Whatever appears in the records apart from pictures must be reproduced exactly.

• Provided material:
++++++++++
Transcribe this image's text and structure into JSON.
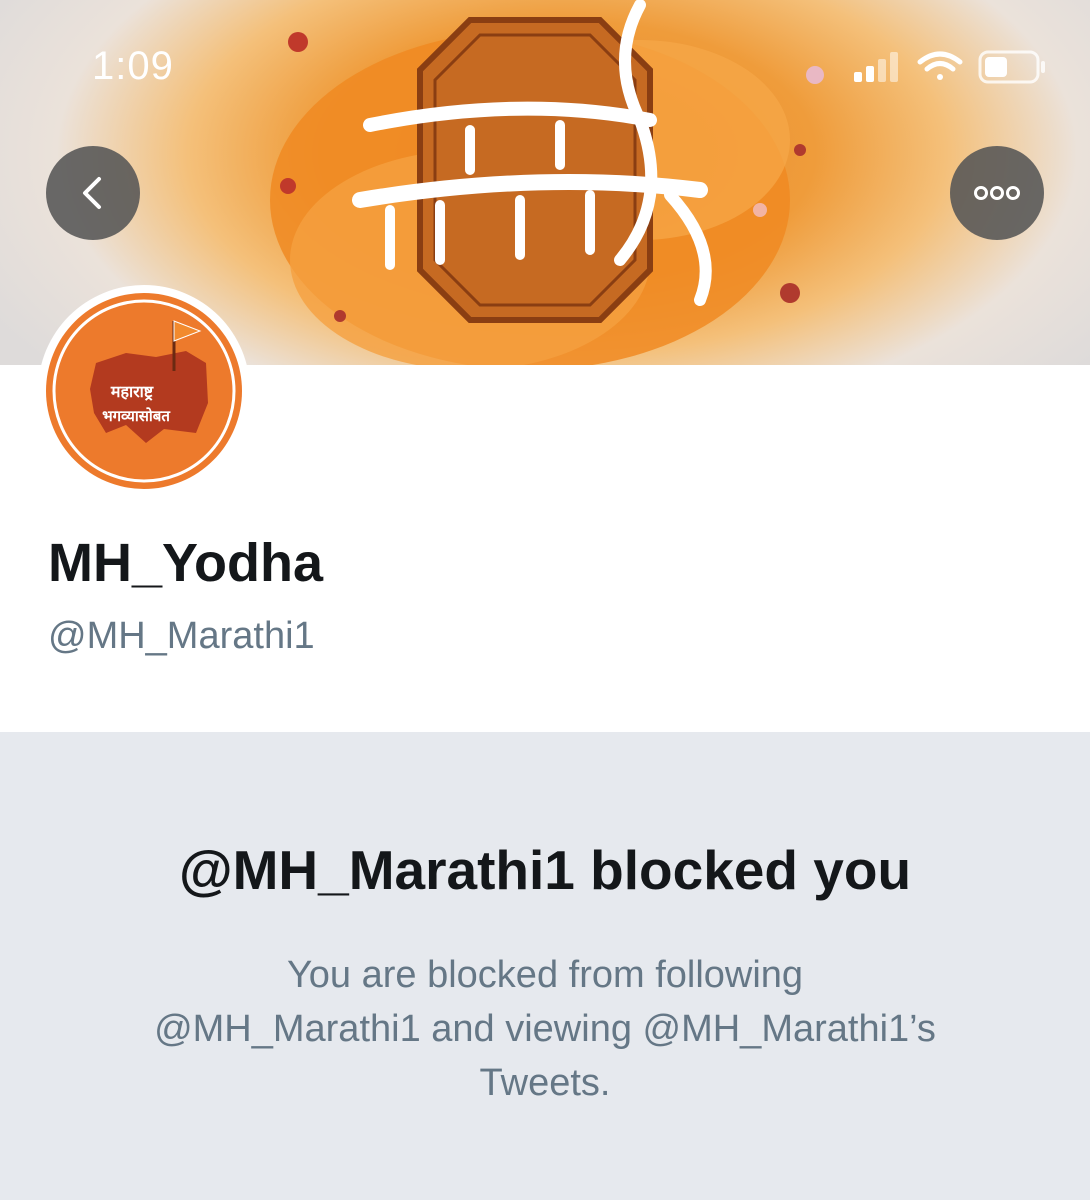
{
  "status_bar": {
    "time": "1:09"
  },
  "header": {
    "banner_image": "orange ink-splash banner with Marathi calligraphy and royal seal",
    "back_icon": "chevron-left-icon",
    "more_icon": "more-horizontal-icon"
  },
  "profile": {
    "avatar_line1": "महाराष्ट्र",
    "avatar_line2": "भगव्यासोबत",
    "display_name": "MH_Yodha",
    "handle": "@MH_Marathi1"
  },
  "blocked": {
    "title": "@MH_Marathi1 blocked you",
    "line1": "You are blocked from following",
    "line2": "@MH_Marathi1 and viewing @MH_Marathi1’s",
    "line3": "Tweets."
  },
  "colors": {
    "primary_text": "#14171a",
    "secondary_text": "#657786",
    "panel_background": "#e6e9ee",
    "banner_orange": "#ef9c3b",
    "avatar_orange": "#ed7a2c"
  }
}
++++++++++
• Task response:
Transcribe this image's text and structure into JSON.
{
  "status_bar": {
    "time": "1:09"
  },
  "header": {
    "banner_image": "orange ink-splash banner with Marathi calligraphy and royal seal",
    "back_icon": "chevron-left-icon",
    "more_icon": "more-horizontal-icon"
  },
  "profile": {
    "avatar_line1": "महाराष्ट्र",
    "avatar_line2": "भगव्यासोबत",
    "display_name": "MH_Yodha",
    "handle": "@MH_Marathi1"
  },
  "blocked": {
    "title": "@MH_Marathi1 blocked you",
    "line1": "You are blocked from following",
    "line2": "@MH_Marathi1 and viewing @MH_Marathi1’s",
    "line3": "Tweets."
  },
  "colors": {
    "primary_text": "#14171a",
    "secondary_text": "#657786",
    "panel_background": "#e6e9ee",
    "banner_orange": "#ef9c3b",
    "avatar_orange": "#ed7a2c"
  }
}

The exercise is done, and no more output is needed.